Task to complete :: Determine how many lines below contain the word "this", then state only that figure.

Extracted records

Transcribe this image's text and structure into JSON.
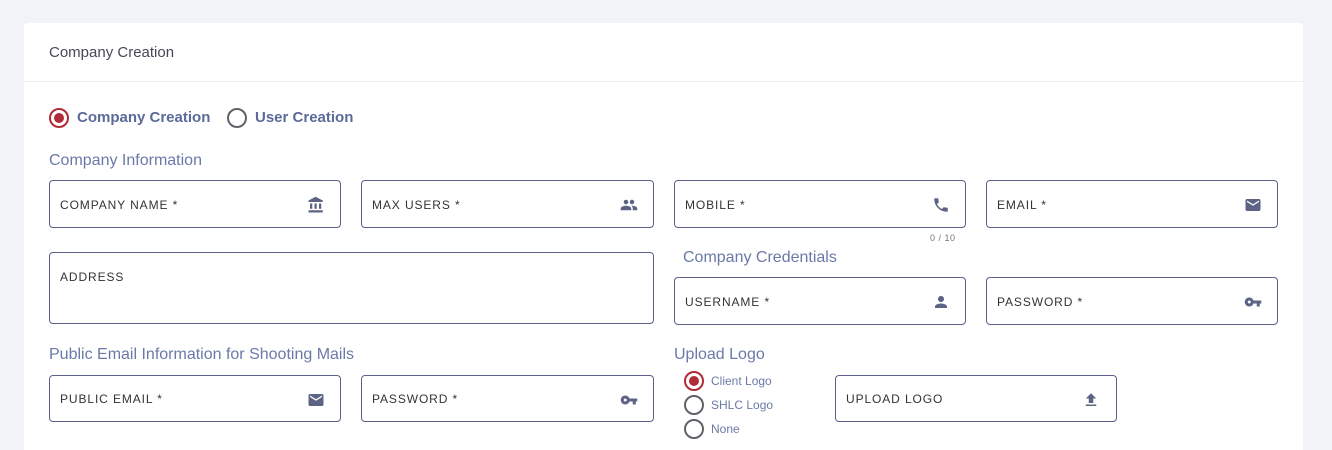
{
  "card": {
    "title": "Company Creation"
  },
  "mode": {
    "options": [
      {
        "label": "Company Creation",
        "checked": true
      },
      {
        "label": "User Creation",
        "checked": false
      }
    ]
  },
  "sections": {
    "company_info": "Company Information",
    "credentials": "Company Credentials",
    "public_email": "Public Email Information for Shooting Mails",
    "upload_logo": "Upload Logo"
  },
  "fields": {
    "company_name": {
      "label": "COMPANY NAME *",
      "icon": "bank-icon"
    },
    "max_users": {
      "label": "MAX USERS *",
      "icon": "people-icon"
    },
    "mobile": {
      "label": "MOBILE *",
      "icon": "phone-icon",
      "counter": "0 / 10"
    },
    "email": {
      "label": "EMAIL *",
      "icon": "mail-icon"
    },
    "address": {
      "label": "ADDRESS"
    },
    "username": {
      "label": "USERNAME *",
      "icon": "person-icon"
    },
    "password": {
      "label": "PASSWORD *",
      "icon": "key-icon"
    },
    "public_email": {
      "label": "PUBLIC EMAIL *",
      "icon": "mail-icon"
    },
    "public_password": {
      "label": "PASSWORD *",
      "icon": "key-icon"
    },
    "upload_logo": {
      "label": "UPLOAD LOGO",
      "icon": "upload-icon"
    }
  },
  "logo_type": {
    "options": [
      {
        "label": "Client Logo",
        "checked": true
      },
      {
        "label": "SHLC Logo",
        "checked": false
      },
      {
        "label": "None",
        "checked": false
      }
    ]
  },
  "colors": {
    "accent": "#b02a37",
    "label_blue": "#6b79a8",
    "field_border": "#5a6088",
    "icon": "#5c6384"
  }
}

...

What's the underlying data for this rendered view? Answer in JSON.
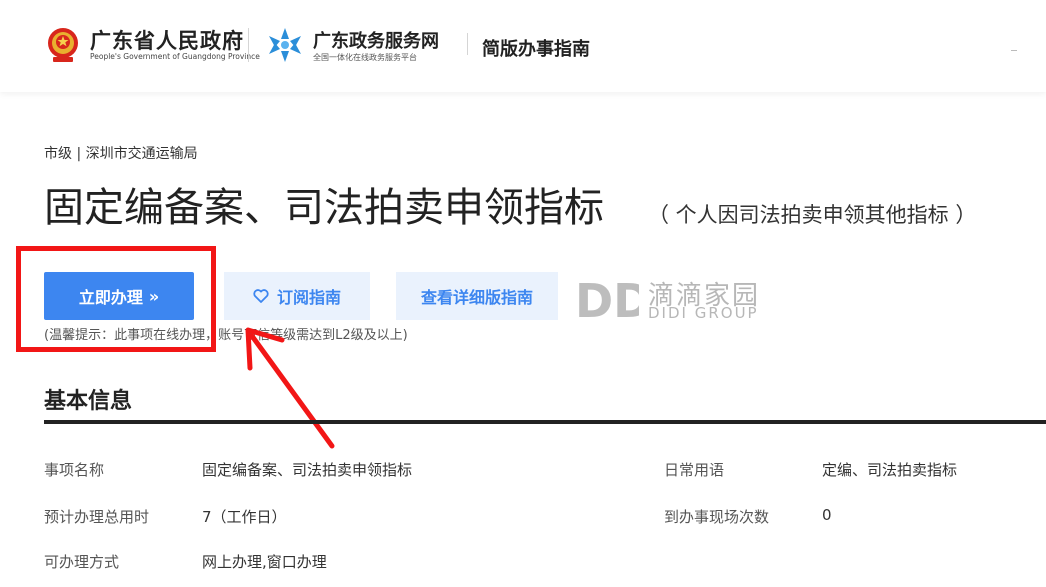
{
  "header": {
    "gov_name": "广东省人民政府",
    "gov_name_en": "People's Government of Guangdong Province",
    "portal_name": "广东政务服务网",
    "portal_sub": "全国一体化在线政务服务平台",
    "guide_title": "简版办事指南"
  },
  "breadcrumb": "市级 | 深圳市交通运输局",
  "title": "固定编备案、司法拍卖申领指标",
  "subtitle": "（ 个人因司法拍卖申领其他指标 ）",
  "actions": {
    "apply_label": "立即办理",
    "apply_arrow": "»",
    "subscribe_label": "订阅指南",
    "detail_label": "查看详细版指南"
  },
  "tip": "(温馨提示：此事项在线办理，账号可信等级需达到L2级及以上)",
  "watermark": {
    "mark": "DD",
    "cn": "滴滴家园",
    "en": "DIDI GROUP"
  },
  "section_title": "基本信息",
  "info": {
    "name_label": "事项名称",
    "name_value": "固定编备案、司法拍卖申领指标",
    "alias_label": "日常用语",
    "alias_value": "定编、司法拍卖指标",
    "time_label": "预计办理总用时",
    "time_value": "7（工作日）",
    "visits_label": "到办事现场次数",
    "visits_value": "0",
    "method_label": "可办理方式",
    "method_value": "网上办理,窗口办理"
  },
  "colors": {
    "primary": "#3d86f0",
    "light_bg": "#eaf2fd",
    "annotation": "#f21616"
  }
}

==

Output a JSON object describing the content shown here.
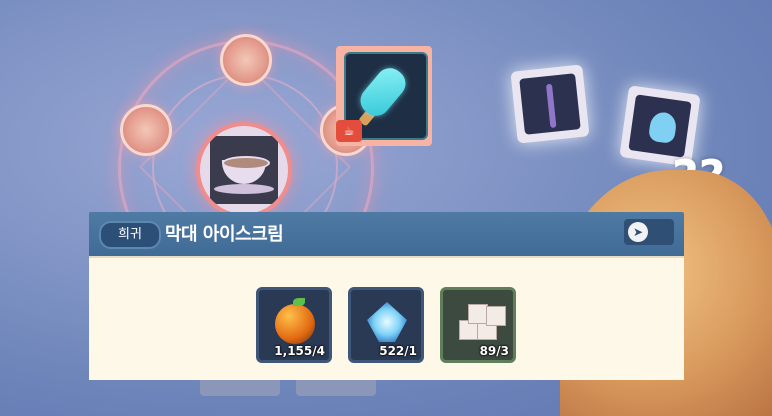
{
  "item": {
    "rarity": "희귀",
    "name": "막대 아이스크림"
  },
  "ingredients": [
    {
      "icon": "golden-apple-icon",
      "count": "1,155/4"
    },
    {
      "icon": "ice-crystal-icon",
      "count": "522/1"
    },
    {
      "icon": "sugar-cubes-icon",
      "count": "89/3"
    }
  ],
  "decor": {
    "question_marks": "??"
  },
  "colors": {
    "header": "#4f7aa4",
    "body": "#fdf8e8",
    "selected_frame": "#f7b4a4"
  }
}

Answer box :: 2